=== Material for this task ===

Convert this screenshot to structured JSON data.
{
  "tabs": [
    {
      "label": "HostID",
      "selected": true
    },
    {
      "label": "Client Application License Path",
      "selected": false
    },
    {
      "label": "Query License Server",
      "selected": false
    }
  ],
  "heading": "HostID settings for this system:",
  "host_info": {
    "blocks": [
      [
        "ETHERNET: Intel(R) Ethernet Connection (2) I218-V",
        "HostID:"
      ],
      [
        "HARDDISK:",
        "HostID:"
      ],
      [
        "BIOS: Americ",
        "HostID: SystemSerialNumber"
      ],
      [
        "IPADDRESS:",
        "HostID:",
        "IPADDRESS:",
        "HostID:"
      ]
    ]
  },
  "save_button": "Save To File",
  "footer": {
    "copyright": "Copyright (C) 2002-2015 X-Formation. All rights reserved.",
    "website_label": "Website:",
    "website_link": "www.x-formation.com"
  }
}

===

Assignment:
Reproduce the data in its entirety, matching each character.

Answer space:
Convert this screenshot to structured JSON data.
{
  "tabs": [
    {
      "label": "HostID",
      "selected": true
    },
    {
      "label": "Client Application License Path",
      "selected": false
    },
    {
      "label": "Query License Server",
      "selected": false
    }
  ],
  "heading": "HostID settings for this system:",
  "host_info": {
    "blocks": [
      [
        "ETHERNET: Intel(R) Ethernet Connection (2) I218-V",
        "HostID:"
      ],
      [
        "HARDDISK:",
        "HostID:"
      ],
      [
        "BIOS: Americ",
        "HostID: SystemSerialNumber"
      ],
      [
        "IPADDRESS:",
        "HostID:",
        "IPADDRESS:",
        "HostID:"
      ]
    ]
  },
  "save_button": "Save To File",
  "footer": {
    "copyright": "Copyright (C) 2002-2015 X-Formation. All rights reserved.",
    "website_label": "Website:",
    "website_link": "www.x-formation.com"
  }
}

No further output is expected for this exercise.